- Polytheistic deities are generaly refered to with a lowercase 'g'. It isn't being used as a proper noun in that case. --Mtur 23:39, 28 March 2007 (EDT)
- I'm not sure that that is entirely fair. If I were talking about my friend Fred I would use a capital letter.

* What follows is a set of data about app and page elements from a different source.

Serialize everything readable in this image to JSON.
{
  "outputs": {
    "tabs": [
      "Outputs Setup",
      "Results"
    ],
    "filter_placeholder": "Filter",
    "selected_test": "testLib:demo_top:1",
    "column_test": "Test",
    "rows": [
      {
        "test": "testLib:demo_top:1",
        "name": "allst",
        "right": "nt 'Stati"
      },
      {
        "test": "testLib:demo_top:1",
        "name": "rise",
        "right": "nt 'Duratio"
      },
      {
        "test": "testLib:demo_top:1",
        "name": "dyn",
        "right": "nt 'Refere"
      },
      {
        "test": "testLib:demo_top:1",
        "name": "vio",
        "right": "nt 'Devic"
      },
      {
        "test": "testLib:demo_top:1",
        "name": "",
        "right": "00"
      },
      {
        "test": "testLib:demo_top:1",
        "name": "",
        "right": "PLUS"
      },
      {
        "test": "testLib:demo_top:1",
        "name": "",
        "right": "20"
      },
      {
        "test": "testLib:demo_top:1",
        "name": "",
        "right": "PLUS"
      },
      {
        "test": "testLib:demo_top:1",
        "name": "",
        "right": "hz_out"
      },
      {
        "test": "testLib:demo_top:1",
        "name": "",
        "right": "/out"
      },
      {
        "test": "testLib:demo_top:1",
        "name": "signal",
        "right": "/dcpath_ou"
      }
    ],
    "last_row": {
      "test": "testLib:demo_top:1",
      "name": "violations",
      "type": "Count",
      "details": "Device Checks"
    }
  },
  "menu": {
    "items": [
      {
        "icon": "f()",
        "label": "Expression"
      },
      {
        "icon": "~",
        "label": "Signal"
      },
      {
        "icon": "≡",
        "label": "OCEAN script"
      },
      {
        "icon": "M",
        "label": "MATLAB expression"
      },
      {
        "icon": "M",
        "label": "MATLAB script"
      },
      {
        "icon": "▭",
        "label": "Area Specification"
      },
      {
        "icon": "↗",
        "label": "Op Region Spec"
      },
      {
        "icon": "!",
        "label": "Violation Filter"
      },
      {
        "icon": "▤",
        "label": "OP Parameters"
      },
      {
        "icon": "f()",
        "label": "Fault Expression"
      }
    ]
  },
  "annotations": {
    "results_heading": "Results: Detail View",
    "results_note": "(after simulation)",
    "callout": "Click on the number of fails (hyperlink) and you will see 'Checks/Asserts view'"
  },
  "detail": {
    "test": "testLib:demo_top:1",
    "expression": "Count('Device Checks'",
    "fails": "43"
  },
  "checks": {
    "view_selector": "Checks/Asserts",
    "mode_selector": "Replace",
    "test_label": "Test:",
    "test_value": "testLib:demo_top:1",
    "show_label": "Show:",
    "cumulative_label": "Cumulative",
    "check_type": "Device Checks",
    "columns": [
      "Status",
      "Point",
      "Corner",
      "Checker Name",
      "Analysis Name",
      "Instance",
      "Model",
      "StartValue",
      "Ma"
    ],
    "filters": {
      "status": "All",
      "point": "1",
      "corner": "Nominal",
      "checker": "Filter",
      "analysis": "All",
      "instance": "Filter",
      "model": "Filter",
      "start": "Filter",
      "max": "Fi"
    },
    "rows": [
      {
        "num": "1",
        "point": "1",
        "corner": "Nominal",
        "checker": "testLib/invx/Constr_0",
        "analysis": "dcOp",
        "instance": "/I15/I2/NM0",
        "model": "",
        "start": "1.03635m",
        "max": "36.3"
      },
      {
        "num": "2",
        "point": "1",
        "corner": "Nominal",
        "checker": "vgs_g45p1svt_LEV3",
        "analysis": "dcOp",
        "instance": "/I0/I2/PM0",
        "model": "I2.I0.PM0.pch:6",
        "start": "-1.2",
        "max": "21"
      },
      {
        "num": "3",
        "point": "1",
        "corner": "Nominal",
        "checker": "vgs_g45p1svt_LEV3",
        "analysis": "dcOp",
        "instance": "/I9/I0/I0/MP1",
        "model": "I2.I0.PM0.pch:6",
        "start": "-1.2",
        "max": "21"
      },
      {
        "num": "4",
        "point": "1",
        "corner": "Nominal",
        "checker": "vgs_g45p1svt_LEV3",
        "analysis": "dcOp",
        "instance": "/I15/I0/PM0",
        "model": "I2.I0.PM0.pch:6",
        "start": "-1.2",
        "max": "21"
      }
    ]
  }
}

If I had two friends called Fred I would call them "the Freds", not "the freds". I begin to suspect some cultural imperialism here. --Horace 23:47, 28 March 2007 (EDT)
- I thought the word "god" was only capitalized when referencing the Christian deity?--Elamdri 23:53, 28 March 2007 (EDT)
- And thus, I point you to the sages named Merriam and Webster on god who spake:
1 capitalized : the supreme or ultimate reality: as a : the Being perfect in power, wisdom, and goodness who is worshipped as creator and ruler of the universe b Christian Science : the incorporeal divine Principle ruling over all as eternal Spirit : infinite Mind 2 : a being or object believed to have more than natural attributes and powers and to require human worship; specifically : one controlling a particular aspect or part of reality
- Hence, the Hindu pantheon are gods, not Gods as they fall into definition #2. --Mtur 23:58, 28 March 2007 (EDT)
- I think this is pretty clear cut, as Mtur has so kindly pointed out, "god" with a lower case, refers more to deities in general, where as "God" refers specifically to the Christian God. The term "godless" would seem to apply to the lack of any god, not just the Christian God. Therefore, it falls under the second category, with a lowercase "g."